Mirko wonders if there is a better way to illustrate this. I'm sure there are many better ways. Here's one I whipped up:

Junkcharts_redo_germanvideo_newvariant

The left side is for the 40% higher R number. Both sides start at the center with 10 infected people. At each time step, if R=1 (right side), each of the 10 people infects 10 others, so the total infections increase by 10 per time step. It's immediately obvious that a 40% higher R is very serious indeed. Starting with 10 infected people, in 10 steps, the total number of infections is almost 1,000, almost 10 times higher than when R is 1.

The lines of the graphs simulate the transmission chains. These are "average" transmission chains since R is an average number.

 

P.S. [1/29/2021: Added the missing link to the article in which it is reported that 50-70 percent more transmissible implies R increasing by 40%.]

 

 


Reading an infographic about our climate crisis

Let's explore an infographic by SCMP, which draws attention to the alarming temperature recorded at Verkhoyansk in Russia on June 20, 2020. The original work was on the back page of the printed newspaper, referred to in this tweet.

This view of the globe brings out the two key pieces of evidence presented in the infographic: the rise in temperature in unexpected places, and the shrinkage of the Arctic ice.

Scmp_russianheat_1a

A notable design decision is to omit the color scale. On inspection, the scale is present - it was sewn into the graphic.

Scmp_russianheat_colorscale

I applaud this decision as it does not take the reader's eyes away from the graphic. Some information is lost as the scale isn't presented in full details but I doubt many readers need those details.

A key takeaway is that the temperature in Verkhoyansk, which is on the edge of the Arctic Circle, was the same as in New Delhi in India on that day. We can see how the red was encroaching upon the Arctic Circle.

***Scmp_russianheat_2a

Next, the rapid shrinkage of the Arctic ice is presented in two ways. First, a series of maps.

The annotations are pared to the minimum. The presentation is simple enough such that we can visually judge that the amount of ice cover has roughly halved from 1980 to 2009.

A numerical measure of the drop is provided on the side.

Then, a line chart reinforces this message.

The line chart emphasizes change over time while the series of maps reveals change over space.

Scmp_russianheat_3a

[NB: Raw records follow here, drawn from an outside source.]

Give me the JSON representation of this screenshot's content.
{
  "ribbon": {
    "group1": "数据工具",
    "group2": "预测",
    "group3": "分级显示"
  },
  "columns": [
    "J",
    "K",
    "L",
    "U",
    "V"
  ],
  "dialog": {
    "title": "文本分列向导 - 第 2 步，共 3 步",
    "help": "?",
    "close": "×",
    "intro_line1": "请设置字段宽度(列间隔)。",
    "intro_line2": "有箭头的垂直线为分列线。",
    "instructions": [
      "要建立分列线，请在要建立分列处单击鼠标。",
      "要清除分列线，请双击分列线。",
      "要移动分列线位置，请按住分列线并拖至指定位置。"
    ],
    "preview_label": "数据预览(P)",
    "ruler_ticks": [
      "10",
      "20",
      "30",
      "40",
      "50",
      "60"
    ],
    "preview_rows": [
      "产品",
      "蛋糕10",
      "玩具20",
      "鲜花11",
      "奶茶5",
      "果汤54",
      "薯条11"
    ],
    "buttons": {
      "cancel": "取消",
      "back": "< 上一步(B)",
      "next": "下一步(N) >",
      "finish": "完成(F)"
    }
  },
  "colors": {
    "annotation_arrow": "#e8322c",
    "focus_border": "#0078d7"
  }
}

This chart suggests that the year 2020 may break the record for the smallest ice cover since 1980. The maps of Australia and India provide context to interpret the size of the Arctic ice cover.

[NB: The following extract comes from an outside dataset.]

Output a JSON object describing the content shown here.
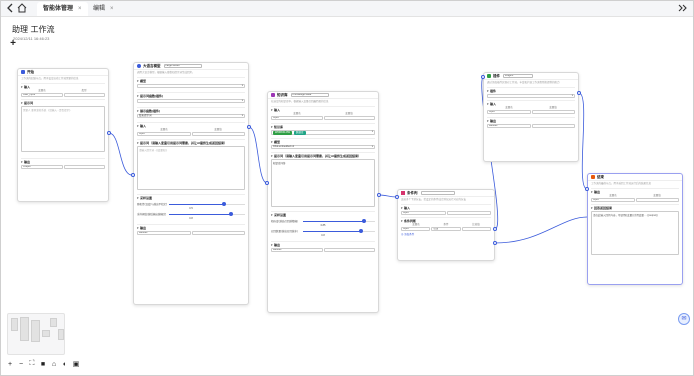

I'd suggest reversing the pink and black colors so as to refer back to the blue and pink lines in the globe above.

***

The final chart shows the average temperature worldwide and in the Arctic, relative to a reference period (1981-2000).

Scmp_russianheat_4

This one is tough. It looks like an area chart but it should be read as a line chart. The darker line is the anomaly of Arctic average temperature while the lighter line is the anomaly of the global average temperature. The two series are synced except for a brief period around 1940. Since 2000, the temperatures have been dramatically rising above that of the reference period.

If this is a stacked area chart, then we'd interpret the two data series as summable, with the sum of the data series signifying something interesting. For example, the market shares of different web browsers sum to the total size of the market.

But the chart above should not be read as a stacked area chart because the outside envelope isn't the sum of the two anomalies. The problem is revealed if we try to articulate what the color shades mean.

Scmp_russianheat_4_inset

On the far right, it seems like the dark shade is paired with the lighter line and represents global positive anomalies while the lighter shade shows Arctic's anomalies in excess of global. This interpretation only works if the Arctic line always sits above the global line. This pattern is broken in the late 1990s.

Around 1999, the Arctic's anomaly is negative while the global anomaly is positive. Here, the global anomaly gets the lighter shade while the Arctic one is blue.

One possible fix is to encode the size of the anomaly into the color of the line. The further away from zero, the darker the red/blue color.